Content starts

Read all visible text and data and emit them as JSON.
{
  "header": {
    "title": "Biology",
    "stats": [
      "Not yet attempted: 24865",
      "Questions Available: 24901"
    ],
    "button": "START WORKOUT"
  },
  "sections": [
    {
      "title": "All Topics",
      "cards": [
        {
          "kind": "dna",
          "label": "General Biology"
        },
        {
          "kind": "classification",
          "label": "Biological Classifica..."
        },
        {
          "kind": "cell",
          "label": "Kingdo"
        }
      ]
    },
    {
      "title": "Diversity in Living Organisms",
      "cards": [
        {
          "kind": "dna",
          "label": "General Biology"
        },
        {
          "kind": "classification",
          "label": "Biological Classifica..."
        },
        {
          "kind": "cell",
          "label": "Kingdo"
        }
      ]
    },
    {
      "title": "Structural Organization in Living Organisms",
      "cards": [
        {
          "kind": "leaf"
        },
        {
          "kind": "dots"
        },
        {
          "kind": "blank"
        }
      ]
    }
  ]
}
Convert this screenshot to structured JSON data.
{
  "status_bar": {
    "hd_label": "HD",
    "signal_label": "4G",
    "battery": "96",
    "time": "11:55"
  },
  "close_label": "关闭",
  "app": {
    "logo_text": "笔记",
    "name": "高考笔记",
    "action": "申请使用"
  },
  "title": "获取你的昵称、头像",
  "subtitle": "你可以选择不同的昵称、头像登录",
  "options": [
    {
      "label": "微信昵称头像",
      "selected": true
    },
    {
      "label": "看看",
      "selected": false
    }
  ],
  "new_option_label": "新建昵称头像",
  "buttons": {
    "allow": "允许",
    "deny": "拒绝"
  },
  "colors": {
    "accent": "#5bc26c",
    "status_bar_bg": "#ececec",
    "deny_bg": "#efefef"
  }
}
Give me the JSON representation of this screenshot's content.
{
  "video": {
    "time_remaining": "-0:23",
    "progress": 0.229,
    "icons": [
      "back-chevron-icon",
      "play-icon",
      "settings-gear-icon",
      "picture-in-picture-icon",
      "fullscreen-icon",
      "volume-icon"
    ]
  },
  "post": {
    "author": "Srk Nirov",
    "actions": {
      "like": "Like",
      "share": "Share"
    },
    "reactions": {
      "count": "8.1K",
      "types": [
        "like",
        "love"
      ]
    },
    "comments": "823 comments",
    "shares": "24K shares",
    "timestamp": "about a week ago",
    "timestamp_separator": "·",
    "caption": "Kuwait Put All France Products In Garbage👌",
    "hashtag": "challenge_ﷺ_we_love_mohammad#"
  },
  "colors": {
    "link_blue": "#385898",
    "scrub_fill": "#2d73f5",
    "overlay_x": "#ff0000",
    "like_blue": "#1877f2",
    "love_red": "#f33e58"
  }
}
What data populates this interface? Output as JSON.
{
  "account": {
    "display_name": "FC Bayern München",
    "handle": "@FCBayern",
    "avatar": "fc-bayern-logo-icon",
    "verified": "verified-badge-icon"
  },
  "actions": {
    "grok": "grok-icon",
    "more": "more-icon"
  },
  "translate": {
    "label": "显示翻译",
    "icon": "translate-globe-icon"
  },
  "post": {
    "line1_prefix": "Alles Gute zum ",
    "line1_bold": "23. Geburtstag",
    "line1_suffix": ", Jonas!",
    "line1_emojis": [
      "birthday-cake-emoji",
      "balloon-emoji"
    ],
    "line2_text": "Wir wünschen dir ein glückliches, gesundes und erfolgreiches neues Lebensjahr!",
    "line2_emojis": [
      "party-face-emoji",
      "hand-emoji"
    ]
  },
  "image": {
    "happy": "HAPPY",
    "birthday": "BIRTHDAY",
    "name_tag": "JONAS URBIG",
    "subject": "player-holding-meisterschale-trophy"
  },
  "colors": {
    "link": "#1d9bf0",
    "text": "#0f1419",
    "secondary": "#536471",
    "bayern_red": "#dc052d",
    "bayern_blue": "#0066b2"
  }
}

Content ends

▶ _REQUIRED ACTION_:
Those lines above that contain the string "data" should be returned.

▶ _EXERCISE SOLUTION_:
Read all visible text and data and emit them as JSON.
Convert this screenshot to structured JSON data.
What data populates this interface? Output as JSON.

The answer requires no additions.